Here is how they defined an Industrial waste incinerator: “a huge oven that burns many things” from hazardous to industrial waste, tires, trees, trash from construction and demolition. It is, the handout continued, the most polluting way to manage waste. There might even be pharmaceutical waste and paint including ultra toxins and dioxins, heavy metals, etc.. It was anything and everything.
Well, I said, “What is it, exactly, they will be burning here if this is built? The answer was “We don’t know?
“How can you be protesting something you know nothing about? I asked
“If they build this incinerator it will pollute our water, drive our land values down, create illnesses like nose bleeds and asthma and low birth weight”… etc. etc. etc.
Wait a minute I said, “I recognize you! Are you not the same people who were opposing natural gas with the same argument?”
“Why, yes, we were but that turned out good for the community,” he said. It created jobs and helped farmers in trouble and it made our roads better. “We were wrong to fight it, we didn’t understand it.”
“Tell you what,” I said, “give my your flyer and I will read it and, if I agree, I will sign the petition, but do me a favor and write your name on the back and where I can get ahold of you.” This information was important to me in case anyone asked who I spoke with, as this story was just too good not to write up. His name was Wayne C but my point isn’t to embarrass him but, rather, to point out the hysteria that always tends to surround causes such as this. I don’t know enough about the incinerator to offer any opinion worth sharing but I do know how there are a whole lot of people who are willing to join causes without knowing the facts and it’s only later they learn and acknowledge the truth.

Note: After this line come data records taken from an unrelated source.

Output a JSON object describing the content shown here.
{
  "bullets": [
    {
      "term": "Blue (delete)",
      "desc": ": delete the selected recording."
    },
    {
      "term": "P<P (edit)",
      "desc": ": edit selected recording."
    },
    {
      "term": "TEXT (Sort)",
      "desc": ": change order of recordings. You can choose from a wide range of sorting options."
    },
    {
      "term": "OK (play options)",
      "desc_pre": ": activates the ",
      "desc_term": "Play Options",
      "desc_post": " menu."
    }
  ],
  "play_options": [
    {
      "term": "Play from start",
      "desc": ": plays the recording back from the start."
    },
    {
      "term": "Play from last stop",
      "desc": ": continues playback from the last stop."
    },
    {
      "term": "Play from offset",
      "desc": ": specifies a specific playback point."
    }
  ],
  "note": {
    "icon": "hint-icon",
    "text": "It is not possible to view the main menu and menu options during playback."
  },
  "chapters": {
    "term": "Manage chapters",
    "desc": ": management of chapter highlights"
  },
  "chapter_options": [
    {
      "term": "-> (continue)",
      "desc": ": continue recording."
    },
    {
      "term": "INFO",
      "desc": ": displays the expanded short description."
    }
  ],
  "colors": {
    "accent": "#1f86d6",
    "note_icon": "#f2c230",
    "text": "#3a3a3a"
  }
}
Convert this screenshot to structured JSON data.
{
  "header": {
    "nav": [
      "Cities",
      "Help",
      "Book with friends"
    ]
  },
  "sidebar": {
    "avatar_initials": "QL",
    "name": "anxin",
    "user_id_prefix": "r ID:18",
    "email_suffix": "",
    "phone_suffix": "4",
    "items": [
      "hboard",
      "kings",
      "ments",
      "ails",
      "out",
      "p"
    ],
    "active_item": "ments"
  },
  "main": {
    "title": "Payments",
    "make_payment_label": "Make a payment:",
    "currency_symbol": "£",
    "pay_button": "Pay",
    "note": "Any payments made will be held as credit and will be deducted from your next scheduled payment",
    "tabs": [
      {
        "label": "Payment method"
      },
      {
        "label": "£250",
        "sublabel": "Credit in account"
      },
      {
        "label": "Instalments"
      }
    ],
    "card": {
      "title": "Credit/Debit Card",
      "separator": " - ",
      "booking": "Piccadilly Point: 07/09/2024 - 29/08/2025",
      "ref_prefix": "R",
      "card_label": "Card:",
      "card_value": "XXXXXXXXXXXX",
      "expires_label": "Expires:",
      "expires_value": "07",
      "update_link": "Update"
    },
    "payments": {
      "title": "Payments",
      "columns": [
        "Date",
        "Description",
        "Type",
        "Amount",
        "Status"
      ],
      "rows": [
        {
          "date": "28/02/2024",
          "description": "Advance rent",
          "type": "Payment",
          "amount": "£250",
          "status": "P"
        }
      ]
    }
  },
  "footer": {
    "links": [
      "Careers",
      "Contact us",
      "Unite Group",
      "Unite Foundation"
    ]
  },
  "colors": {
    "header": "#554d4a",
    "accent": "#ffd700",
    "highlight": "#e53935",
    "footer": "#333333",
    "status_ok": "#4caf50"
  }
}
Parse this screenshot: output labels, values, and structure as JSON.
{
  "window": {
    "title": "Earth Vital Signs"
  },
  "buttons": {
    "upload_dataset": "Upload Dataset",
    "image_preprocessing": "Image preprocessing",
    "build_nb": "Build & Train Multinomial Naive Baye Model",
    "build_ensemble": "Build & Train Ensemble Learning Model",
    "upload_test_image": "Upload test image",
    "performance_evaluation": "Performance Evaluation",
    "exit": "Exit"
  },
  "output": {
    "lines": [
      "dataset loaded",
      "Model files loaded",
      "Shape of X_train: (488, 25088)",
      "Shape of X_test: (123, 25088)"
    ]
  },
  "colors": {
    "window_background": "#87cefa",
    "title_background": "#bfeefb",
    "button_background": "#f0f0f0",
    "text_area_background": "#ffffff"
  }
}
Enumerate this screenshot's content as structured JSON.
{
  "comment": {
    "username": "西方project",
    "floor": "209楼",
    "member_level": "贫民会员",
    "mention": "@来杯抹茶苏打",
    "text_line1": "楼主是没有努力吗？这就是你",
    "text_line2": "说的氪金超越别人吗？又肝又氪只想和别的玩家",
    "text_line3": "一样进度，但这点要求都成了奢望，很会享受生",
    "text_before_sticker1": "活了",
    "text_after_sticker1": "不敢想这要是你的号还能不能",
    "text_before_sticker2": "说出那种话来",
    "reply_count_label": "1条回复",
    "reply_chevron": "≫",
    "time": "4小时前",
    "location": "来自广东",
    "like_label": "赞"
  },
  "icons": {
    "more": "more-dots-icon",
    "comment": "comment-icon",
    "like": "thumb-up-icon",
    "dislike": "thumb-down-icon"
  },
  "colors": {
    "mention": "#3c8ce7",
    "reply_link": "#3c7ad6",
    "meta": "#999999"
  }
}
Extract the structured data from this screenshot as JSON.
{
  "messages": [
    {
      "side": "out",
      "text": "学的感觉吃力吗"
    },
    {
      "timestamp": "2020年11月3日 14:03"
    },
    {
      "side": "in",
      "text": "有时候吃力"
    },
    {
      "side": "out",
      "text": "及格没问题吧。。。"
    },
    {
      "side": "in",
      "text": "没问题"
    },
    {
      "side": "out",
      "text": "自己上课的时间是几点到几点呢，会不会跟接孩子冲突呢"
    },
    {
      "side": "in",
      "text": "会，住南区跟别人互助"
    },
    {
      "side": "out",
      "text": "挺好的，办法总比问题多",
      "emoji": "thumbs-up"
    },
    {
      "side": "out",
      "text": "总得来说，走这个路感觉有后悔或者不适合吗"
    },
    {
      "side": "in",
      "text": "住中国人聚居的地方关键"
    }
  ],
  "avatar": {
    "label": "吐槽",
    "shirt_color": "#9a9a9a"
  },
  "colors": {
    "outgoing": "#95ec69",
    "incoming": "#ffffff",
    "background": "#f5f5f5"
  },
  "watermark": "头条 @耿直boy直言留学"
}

What the truth is about the incinerator, I cannot say, but I know gas drilling and what it’s done for communities in Susquehanna County and it’s great to see former opponents acknowledge it, even belatedly.
All of this brings to mind a little cartoon I came across a while ago that, perhaps, with a little modification of the original, sums up the situation: